MATERIAL SHOWN: Begin

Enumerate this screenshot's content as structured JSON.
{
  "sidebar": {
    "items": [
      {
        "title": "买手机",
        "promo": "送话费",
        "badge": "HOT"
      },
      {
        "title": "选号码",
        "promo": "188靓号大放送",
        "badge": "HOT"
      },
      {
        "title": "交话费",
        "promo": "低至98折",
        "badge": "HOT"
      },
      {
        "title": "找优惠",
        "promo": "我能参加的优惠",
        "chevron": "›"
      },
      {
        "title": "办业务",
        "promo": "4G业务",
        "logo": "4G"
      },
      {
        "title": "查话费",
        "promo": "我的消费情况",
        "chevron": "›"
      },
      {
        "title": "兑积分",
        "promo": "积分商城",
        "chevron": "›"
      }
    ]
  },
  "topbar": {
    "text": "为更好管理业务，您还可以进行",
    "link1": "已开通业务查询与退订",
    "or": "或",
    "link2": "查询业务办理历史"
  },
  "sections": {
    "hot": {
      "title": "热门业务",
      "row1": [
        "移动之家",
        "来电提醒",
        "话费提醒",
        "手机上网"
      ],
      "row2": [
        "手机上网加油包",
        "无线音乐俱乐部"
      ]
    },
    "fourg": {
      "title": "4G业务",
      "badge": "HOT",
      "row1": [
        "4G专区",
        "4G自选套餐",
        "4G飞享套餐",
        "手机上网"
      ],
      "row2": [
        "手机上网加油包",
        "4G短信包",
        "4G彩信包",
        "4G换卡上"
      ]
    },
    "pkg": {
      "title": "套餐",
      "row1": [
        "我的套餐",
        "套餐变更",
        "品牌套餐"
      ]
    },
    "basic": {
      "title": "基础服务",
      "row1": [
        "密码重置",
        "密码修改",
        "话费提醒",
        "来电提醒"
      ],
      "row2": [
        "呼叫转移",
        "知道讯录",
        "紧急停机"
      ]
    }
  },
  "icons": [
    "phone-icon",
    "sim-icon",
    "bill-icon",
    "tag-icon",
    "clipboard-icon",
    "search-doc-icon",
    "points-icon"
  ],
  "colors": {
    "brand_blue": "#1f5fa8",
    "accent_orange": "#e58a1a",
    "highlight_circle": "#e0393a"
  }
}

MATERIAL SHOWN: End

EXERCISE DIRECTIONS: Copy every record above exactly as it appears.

REPLY:
Enumerate this screenshot's content as structured JSON.
{
  "sidebar": {
    "items": [
      {
        "title": "买手机",
        "promo": "送话费",
        "badge": "HOT"
      },
      {
        "title": "选号码",
        "promo": "188靓号大放送",
        "badge": "HOT"
      },
      {
        "title": "交话费",
        "promo": "低至98折",
        "badge": "HOT"
      },
      {
        "title": "找优惠",
        "promo": "我能参加的优惠",
        "chevron": "›"
      },
      {
        "title": "办业务",
        "promo": "4G业务",
        "logo": "4G"
      },
      {
        "title": "查话费",
        "promo": "我的消费情况",
        "chevron": "›"
      },
      {
        "title": "兑积分",
        "promo": "积分商城",
        "chevron": "›"
      }
    ]
  },
  "topbar": {
    "text": "为更好管理业务，您还可以进行",
    "link1": "已开通业务查询与退订",
    "or": "或",
    "link2": "查询业务办理历史"
  },
  "sections": {
    "hot": {
      "title": "热门业务",
      "row1": [
        "移动之家",
        "来电提醒",
        "话费提醒",
        "手机上网"
      ],
      "row2": [
        "手机上网加油包",
        "无线音乐俱乐部"
      ]
    },
    "fourg": {
      "title": "4G业务",
      "badge": "HOT",
      "row1": [
        "4G专区",
        "4G自选套餐",
        "4G飞享套餐",
        "手机上网"
      ],
      "row2": [
        "手机上网加油包",
        "4G短信包",
        "4G彩信包",
        "4G换卡上"
      ]
    },
    "pkg": {
      "title": "套餐",
      "row1": [
        "我的套餐",
        "套餐变更",
        "品牌套餐"
      ]
    },
    "basic": {
      "title": "基础服务",
      "row1": [
        "密码重置",
        "密码修改",
        "话费提醒",
        "来电提醒"
      ],
      "row2": [
        "呼叫转移",
        "知道讯录",
        "紧急停机"
      ]
    }
  },
  "icons": [
    "phone-icon",
    "sim-icon",
    "bill-icon",
    "tag-icon",
    "clipboard-icon",
    "search-doc-icon",
    "points-icon"
  ],
  "colors": {
    "brand_blue": "#1f5fa8",
    "accent_orange": "#e58a1a",
    "highlight_circle": "#e0393a"
  }
}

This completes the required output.